- Mister Vee self steering
- Navik spare parts
- Buy and own
- Handbook general self steering
New website for Mister Vee in 2015
Over the next months the Mister Vee website will be replaced with a brand new one.
Here is what may happen during the transition:
- The website may also be off line for longer than during normal maintenance
- The website will be read-only for a period of time (no orders can be placed then and no new accounts can be made)
- Only limited data will be transferred to the new site, so things may not work as you are used to.
- And maybe other things too...
A tiller for your windvane
If you have the vane mast a bit far to the rear of the boat, it can be slightly out of reach. Also, the plastic mast may be a little stiffer to rotate than you like.
I made this tiller for my boat's Mr. Vane. It is the second one, the first one is shown in this blog post
Even if you do not need it you may enjoy using it, adjusting the angle of your vane mast becomes easier and more precise!
This tiller rotates around the vane mast more or less freely until you squeeze the handles together.
Here is a brief description of how I made a tiller for my windvane after the first type broke.
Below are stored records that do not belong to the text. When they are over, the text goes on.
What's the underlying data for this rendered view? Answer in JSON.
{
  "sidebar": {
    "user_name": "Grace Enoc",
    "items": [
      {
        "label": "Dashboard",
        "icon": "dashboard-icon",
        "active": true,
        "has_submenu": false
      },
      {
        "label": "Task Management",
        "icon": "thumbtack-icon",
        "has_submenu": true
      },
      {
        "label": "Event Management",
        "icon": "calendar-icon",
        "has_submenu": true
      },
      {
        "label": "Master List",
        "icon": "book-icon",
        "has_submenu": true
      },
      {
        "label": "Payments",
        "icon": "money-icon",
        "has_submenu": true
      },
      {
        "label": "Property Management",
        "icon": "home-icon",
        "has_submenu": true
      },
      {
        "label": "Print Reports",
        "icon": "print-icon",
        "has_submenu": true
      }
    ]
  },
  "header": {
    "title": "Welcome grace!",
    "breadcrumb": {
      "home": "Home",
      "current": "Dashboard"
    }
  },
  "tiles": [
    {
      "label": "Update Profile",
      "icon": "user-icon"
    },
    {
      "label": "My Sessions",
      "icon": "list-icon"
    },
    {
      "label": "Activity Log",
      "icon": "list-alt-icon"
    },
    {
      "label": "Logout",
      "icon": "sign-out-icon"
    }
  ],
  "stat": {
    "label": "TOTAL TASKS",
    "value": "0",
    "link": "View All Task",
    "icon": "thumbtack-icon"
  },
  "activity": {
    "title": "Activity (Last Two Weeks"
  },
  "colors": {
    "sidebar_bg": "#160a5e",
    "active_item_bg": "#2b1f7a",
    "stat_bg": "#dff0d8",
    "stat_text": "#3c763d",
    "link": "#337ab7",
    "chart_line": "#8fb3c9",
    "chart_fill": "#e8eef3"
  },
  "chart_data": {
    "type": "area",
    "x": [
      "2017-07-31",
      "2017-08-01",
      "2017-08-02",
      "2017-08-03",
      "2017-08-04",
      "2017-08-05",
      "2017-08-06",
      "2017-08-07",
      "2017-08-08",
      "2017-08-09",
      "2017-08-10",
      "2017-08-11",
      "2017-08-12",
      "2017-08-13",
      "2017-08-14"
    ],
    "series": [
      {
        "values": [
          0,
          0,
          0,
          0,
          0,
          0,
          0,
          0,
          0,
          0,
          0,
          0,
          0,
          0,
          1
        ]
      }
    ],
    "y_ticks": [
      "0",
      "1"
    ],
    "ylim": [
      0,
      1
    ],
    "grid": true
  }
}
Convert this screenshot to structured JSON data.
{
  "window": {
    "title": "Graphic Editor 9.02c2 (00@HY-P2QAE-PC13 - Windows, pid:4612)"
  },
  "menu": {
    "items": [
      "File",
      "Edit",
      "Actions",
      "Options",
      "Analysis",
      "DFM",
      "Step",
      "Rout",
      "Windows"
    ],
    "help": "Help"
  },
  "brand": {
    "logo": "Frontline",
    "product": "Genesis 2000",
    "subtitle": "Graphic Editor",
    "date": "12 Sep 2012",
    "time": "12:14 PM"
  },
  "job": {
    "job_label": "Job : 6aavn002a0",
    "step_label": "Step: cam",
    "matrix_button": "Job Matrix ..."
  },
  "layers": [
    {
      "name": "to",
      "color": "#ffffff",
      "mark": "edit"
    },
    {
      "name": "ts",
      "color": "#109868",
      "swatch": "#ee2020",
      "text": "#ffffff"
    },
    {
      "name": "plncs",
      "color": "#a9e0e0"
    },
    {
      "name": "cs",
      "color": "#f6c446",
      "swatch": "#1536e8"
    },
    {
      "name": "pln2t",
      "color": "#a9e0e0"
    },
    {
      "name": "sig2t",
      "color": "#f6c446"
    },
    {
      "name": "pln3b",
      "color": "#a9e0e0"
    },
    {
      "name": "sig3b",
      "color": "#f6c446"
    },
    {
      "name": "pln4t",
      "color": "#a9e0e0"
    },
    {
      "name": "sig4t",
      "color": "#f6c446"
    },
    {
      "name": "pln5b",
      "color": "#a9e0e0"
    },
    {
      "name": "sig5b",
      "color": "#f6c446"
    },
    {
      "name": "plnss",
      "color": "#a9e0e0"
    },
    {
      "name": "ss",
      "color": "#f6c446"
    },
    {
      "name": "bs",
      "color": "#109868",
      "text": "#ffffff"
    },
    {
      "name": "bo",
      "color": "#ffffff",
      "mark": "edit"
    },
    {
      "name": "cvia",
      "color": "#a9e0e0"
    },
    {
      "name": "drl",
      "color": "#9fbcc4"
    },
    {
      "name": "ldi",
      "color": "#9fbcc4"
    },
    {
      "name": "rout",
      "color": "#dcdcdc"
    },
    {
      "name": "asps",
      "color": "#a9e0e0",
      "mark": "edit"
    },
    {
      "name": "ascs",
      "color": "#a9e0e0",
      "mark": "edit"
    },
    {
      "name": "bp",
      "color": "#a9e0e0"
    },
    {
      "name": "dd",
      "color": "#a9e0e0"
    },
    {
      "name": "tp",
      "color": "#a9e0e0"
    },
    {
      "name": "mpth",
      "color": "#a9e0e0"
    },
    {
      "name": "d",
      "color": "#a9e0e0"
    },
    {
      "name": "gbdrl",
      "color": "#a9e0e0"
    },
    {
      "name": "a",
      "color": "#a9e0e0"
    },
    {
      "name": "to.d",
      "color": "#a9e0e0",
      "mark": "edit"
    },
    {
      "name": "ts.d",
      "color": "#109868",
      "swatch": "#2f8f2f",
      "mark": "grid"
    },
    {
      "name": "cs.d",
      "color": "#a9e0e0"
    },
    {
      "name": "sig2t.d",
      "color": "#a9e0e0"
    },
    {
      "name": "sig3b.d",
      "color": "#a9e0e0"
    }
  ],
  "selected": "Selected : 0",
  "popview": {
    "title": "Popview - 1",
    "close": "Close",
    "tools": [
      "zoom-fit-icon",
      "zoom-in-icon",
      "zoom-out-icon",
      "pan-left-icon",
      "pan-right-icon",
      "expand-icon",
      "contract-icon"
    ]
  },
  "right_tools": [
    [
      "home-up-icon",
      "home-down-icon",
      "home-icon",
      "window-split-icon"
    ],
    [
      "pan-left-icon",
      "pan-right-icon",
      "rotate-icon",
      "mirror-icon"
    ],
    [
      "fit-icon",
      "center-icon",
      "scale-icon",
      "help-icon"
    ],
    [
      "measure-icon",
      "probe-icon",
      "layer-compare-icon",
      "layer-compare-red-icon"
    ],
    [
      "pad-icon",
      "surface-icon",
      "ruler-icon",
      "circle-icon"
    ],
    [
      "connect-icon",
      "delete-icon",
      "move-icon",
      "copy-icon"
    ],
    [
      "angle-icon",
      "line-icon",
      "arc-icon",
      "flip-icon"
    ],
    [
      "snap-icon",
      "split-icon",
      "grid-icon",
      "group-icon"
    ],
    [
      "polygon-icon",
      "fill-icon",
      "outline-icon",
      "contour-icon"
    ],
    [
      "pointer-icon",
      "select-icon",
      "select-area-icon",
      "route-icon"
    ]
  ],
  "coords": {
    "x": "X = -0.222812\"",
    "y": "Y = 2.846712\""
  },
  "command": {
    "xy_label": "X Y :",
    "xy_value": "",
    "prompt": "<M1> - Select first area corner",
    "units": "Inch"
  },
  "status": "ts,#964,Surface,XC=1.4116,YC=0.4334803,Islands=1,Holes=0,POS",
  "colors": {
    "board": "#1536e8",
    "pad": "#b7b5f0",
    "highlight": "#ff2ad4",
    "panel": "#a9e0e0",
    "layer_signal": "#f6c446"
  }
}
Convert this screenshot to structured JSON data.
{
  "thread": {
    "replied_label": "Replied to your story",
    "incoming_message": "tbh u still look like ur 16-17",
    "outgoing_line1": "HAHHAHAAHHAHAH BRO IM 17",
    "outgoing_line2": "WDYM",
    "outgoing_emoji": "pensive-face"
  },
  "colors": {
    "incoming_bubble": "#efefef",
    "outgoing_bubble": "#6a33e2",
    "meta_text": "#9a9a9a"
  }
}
You start off with three pieces of wood, about 25x20 mm, 2 lenghts of about 350 mm and one of 75 mm (1"x3/4", 2 pieces 14" long and 1 piece 3" long)
Glue the pieces together with polyurethane wood glue or epoxy as shown in the first picture.
Then drill 2 6 mm holes:
1 on the left hand side about 10 mm or 1/2" from the end
1 on the right hand side, about 120 mm (5") from the end
and then a 30 mm (yes, it needs to be 30 mm) in the middle of the "block" at the end from the other direction.
This 30 mm hole needs to fit very well.
Drill a test hole in a bit of left over material to check the resulting hole size.
Pre-drill with a 6 mm (1/4") drill bit.
Use a drill press.
Do NOT dril the 30 mm hole from both sides, just carefully drill through the material from one side.
If you drill from 2 sides the hole is likely to become too big!
Then make a cut from the middle to the big hole to allow tension to be released.
Add a bolt and self locking nut at the far end so the wood won't split.
And finally before sanding to a nice finnish, add a piece of threaded rod and two self locking nuts to the hole 120 mm from the end. This is so you can adjust the maximum force whith which the tiller can be squeezed during operation.
Stick the tiller on the top mast before adding the windvane. Squeeze the ends together to grip the top mast, then rotate in the same direction as you would the main tiller to steer in the same direction.
Now if you would like to have one but making it yourself is a bit out of reach, please let me know in the comments. If there is enough interest I may be able to figure out how to make a series in a cost effective manner.